§ Task
Each line of the entries below that holds "AppThemes" is needed, copied in full.

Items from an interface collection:
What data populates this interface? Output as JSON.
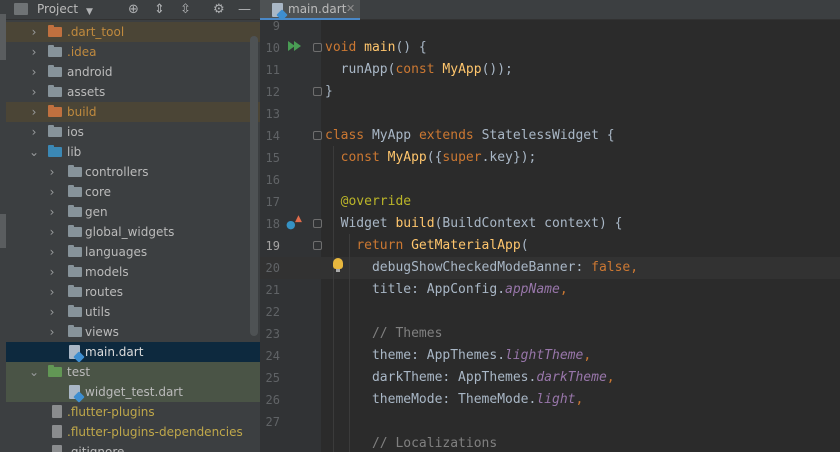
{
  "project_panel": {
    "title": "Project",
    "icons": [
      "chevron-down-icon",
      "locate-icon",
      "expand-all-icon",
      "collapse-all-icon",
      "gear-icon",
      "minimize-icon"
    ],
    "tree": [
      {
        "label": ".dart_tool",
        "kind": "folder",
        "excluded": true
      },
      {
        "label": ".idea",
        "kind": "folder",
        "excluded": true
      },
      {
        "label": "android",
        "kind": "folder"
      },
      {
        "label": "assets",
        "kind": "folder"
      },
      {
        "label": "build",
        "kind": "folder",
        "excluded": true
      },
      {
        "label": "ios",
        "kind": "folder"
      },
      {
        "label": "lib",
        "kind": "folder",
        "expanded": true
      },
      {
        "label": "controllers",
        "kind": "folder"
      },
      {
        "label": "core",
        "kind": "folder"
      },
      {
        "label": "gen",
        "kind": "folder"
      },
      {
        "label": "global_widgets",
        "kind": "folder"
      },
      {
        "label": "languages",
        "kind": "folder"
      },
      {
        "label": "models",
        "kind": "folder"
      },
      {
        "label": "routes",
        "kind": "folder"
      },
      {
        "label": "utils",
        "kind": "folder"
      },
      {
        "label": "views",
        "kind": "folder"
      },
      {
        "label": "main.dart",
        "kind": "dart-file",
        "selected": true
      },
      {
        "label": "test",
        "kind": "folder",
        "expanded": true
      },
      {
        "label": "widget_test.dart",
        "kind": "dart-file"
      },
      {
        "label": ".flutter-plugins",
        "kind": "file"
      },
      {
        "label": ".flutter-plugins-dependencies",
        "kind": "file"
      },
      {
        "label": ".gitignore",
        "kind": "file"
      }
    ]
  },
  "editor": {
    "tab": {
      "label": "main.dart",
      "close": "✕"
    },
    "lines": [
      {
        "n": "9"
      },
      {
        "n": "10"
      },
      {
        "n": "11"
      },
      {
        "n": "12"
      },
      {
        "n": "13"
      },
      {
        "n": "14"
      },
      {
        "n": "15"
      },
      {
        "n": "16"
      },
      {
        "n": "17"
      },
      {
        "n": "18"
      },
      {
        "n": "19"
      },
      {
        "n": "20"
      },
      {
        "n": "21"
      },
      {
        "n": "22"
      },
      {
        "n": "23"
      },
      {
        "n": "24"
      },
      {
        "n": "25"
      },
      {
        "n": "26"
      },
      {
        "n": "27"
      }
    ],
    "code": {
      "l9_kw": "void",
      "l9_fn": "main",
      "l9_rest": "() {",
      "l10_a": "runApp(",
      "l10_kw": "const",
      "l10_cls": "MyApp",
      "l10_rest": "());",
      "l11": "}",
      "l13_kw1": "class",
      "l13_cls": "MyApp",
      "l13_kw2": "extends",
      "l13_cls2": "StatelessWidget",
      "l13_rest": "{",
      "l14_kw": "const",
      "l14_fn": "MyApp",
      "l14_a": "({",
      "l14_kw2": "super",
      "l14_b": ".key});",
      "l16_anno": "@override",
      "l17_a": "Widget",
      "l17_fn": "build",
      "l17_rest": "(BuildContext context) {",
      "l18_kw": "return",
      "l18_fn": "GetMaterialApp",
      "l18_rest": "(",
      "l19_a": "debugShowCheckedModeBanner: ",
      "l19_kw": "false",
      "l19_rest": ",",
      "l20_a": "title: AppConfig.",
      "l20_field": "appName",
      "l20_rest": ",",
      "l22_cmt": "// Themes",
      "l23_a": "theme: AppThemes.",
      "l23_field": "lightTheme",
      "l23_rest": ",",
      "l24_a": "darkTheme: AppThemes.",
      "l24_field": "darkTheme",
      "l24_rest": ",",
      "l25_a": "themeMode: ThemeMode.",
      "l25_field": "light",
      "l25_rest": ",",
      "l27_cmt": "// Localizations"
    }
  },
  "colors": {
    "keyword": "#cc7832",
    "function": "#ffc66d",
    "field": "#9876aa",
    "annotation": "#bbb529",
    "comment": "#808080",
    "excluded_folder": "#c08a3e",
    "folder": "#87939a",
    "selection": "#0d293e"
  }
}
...
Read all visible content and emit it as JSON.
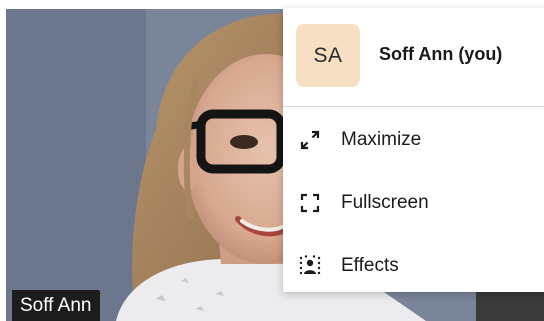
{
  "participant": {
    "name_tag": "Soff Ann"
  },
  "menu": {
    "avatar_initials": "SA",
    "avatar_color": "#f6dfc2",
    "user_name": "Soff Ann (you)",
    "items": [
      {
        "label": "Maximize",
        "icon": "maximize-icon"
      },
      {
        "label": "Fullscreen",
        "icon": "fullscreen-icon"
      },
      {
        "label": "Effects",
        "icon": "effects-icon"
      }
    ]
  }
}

§ Answer space
      "l23_a": "theme: AppThemes.",
      "l24_a": "darkTheme: AppThemes.",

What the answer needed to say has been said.